    Among the latter is Qassem Suleimani, the head of the Quds Force, the Revolutionary Guards expeditionary unit. Suleimani is responsible for exporting Iranian terrorism and Iranian-sponsored terrorism—like Hezbollah's—abroad. His other duties include managing Iran’s war on behalf of Bashar al-Assad in Syria. When asked why the JCPOA was giving a get out of jail free card to a man responsible for so much violence, death and suffering, John Kerry contended that he wasn't. It's some other guy with a similar name, said Kerry, incorrectly. The State Department later backpedaled and confessed that while Suleimani was getting off the U.N. list, he was still under U.S. sanctions and would never get off that list.

    Taking Suleimani off the UN list was non-negotiable, the administration said. Same with all the other entities and personages, many hundreds of them, including scores of IRGC officials, as well as various corporations the clerical regime used in order to purchase, steal, and transfer sensitive nuclear materials. If some of the names sound peculiarly non-Persian, that's because the regime set up all sorts of front companies in order to avoid sanctions.

    Cute, eh? Even if the Iran negotiations didn't start off as part of a strategy to woo the Islamic Republic as an ally against ISIS, it is sure looking like that's what it evolved into…

  2. Strange bedfellows oppose Iran nuclear deal

    A Citizens for a Nuclear Free Iran have launched a website urging pressure on the US Congress to nix the deal. The advisory board is made up of Jospeh Lieberman and his pro-Israel ilk. They argue that the deal is full of "loopholes," does not allow "anytime, anywhere inspections," would "fuel a Middle East nuclear arms race" by provoking the Saudis and other Sunni powers to pursue The Bomb, and includes no restrictions on Iran's missile program. In a case of very strange bedfellows, their press clips page includes a story from Israel's arch-reactionary Arutz Sheva trumpeting the claims of ultra-left Iranian opposition group Mujahedeen Khalq.

    Maryam Rajavi, president of the National Council of Resistance of Iran (NCRI) who currently lives in exile in Paris, has strongly condemned the nuclear deal sealed by world powers with Iran on Tuesday, warning of the disastrous consequences for the region—and for Iran.

    In an interview on Thursday with the London-based Arabic paper Asharq Al-Awsat, she said the Iranian regime is now in a position of power vis-a-vis the West, and will try to develop a nuclear weapon despite the deal, causing a nuclear arms race in the Middle East.

    The head of the NCRI, which holds a parliament in exile, noted that the deal stipulates the lifting of sanctions and a renewal of investments, providing Iran with the means to widen its funding of terror in Syria, Yemen, Lebanon and other states.

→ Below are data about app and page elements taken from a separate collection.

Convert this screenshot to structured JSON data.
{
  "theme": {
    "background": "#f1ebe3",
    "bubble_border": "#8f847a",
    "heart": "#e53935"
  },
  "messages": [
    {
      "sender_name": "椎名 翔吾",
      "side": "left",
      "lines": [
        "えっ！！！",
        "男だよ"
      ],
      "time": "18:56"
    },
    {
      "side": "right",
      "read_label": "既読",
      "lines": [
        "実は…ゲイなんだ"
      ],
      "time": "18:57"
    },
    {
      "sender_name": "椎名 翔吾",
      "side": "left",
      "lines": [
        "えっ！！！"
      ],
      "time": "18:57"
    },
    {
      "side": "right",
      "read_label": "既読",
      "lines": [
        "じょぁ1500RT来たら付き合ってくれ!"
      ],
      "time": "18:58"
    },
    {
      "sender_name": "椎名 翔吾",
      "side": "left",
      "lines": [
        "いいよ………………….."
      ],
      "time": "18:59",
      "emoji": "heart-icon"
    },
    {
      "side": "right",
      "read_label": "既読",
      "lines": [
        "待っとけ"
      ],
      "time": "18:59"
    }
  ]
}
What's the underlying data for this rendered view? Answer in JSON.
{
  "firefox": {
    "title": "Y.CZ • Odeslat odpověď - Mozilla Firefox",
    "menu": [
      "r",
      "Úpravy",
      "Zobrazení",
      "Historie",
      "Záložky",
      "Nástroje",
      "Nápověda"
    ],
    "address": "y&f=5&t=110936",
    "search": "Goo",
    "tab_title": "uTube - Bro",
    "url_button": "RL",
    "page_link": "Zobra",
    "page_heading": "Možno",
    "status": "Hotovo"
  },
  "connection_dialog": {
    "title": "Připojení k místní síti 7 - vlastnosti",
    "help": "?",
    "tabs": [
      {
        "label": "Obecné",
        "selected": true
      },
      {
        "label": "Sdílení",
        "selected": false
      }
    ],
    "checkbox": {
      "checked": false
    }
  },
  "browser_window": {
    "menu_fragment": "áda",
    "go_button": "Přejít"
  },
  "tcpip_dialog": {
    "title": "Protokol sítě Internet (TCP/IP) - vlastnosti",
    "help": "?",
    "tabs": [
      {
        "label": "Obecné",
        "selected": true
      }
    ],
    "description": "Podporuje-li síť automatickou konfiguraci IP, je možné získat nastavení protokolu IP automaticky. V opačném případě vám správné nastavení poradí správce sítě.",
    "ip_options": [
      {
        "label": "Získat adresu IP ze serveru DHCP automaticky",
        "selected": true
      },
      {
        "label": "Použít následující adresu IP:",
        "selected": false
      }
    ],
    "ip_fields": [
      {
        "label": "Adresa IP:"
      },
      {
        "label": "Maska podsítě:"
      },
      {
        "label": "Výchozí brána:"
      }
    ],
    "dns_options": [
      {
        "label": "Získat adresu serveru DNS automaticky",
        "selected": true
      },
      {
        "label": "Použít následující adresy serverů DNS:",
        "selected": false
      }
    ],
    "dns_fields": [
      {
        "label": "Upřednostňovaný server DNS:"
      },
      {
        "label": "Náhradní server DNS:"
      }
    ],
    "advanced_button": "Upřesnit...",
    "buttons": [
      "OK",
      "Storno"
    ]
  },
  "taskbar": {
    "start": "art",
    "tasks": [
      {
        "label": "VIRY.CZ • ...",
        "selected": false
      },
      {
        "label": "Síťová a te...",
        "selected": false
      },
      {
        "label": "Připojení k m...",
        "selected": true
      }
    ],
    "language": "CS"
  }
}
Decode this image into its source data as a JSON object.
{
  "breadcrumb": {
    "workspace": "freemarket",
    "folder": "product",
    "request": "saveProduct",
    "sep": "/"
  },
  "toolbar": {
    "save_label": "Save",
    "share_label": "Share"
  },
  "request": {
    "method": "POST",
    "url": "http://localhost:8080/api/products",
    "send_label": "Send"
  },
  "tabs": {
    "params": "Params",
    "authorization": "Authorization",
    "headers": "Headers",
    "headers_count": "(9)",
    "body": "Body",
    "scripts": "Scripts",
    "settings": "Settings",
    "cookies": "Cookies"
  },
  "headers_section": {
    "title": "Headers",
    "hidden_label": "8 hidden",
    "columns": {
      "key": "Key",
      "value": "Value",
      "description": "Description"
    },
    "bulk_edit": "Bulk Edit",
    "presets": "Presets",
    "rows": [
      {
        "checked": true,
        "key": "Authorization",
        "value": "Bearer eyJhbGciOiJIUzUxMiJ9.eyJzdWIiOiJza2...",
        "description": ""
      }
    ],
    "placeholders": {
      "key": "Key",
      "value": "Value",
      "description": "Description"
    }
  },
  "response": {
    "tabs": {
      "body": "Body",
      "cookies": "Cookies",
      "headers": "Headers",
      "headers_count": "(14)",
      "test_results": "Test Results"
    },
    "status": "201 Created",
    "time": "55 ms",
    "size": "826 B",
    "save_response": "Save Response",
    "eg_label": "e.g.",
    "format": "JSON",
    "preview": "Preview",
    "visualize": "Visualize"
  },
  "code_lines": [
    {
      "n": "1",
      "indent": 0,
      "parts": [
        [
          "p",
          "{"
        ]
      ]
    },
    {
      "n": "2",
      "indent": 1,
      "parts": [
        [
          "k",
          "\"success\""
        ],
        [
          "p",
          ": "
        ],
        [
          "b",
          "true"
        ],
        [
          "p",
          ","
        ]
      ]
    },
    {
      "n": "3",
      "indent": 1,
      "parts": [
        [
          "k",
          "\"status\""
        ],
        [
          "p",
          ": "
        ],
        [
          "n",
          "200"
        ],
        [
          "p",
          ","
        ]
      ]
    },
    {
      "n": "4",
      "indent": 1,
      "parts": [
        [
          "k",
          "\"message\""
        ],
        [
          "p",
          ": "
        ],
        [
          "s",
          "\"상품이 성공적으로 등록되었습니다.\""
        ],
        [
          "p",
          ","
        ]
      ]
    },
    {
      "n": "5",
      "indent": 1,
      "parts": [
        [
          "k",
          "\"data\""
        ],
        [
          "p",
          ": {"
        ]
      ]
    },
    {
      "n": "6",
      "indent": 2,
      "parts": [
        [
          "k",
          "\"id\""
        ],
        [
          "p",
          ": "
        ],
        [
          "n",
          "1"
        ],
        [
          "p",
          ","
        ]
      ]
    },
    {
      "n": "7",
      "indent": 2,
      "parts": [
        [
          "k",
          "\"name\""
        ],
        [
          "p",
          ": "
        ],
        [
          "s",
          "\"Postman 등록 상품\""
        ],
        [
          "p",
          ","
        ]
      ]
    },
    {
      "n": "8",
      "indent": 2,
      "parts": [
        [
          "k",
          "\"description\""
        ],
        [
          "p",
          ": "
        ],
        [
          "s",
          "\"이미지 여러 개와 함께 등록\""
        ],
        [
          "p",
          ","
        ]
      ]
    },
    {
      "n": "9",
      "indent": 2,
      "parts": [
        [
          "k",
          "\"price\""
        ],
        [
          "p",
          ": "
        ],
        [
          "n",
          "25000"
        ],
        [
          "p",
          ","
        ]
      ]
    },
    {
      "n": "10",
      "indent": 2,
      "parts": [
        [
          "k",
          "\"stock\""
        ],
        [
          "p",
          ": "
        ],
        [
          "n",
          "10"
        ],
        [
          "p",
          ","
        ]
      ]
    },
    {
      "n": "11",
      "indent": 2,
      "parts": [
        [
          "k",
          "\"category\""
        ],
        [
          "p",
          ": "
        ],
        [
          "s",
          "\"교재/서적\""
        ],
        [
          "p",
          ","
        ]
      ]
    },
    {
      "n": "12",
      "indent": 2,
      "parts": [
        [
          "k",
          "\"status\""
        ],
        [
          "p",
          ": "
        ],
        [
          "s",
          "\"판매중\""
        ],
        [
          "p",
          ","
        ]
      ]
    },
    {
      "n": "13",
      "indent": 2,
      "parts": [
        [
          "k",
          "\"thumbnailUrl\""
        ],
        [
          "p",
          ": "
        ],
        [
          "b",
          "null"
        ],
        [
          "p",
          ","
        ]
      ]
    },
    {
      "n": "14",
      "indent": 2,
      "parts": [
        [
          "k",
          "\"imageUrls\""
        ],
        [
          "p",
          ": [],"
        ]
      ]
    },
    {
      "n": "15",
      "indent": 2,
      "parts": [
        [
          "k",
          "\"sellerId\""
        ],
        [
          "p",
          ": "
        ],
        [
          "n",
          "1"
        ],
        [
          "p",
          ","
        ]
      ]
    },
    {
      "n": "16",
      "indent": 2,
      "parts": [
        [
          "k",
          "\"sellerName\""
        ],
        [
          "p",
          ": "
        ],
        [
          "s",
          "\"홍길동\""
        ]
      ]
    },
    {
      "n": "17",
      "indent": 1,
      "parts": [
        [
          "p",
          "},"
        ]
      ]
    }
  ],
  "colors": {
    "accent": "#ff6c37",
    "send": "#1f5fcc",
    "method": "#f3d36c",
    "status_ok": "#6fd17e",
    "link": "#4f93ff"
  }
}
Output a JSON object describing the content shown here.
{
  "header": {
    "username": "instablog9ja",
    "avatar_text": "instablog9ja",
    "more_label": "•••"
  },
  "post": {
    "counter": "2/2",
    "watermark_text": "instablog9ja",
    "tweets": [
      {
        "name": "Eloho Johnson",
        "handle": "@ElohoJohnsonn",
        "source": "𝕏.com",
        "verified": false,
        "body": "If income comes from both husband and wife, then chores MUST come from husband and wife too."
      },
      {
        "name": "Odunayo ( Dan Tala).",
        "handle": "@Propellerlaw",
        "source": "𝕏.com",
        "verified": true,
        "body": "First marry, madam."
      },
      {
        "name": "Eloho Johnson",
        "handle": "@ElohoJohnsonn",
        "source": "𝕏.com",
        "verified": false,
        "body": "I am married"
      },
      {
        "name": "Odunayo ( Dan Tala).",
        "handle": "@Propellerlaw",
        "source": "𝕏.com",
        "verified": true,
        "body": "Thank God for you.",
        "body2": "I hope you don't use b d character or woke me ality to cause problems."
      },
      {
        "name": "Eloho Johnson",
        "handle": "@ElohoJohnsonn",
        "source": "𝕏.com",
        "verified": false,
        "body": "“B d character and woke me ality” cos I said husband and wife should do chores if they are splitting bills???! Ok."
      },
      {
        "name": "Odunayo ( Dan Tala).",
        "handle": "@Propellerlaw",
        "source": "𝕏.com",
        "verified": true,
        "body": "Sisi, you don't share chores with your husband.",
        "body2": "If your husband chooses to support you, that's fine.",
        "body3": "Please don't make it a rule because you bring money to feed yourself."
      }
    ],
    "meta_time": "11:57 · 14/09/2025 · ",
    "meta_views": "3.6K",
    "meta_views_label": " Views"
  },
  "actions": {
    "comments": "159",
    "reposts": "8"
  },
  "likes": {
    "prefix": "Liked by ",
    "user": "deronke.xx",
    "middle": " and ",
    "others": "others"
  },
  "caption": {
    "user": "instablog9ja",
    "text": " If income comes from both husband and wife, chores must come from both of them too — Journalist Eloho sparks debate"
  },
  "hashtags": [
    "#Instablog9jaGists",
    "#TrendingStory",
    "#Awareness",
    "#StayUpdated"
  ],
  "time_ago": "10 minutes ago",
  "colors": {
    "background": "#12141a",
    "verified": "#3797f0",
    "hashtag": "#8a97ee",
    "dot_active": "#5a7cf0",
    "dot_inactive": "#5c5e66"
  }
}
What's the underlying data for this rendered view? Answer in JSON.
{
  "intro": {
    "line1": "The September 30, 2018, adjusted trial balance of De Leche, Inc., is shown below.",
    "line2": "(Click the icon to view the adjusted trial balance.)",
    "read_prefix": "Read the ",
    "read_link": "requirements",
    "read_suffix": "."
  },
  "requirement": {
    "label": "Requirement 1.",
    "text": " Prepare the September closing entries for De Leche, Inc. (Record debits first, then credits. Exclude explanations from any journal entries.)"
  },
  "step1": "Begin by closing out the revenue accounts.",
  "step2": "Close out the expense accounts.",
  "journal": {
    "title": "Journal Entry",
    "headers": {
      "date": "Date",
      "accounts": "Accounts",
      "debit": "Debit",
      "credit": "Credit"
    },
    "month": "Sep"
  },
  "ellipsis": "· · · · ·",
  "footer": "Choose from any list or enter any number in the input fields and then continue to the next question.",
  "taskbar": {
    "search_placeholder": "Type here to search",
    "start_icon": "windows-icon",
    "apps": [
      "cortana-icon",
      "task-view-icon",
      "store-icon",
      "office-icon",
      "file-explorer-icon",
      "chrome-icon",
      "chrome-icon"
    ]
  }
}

    The NCRI is Mujahedeen Khalq's civilian wing, which purports to be an exile government. This points to a wider convergence of Sunni and Zionist forces against the deal, with a few secular (if cultish, in the case of NCRI) elements thrown in, just to make a stranger mix…

    We would like to know what Maryam Namazie and Shirin Ebadi have to say about this…

  3. Iran nuke deal cheers Assad, worries rebels

    The Jerusalem Post reports reactions to the Iran nuclear deal in Syria. Dictator Bashar Assad, in a telegram congratulating Supreme Leader Ayatollah Ali Khamenei on the deal, called it "a major turning point" for the entire region. "We are confident that the Islamic Republic of Iran will support, with greater drive, just causes of nations and work for peace and stability in the region and the world,"

    Meanwhile, Iyad Shamse, leader of a rebel group in northern Syria called the Asala and Tanmieh Front, said: "This agreement will make the region more dangerous. Our fears from this agreement are an increase in Iranian influence in the region and this is what is making Assad happy… We are worried."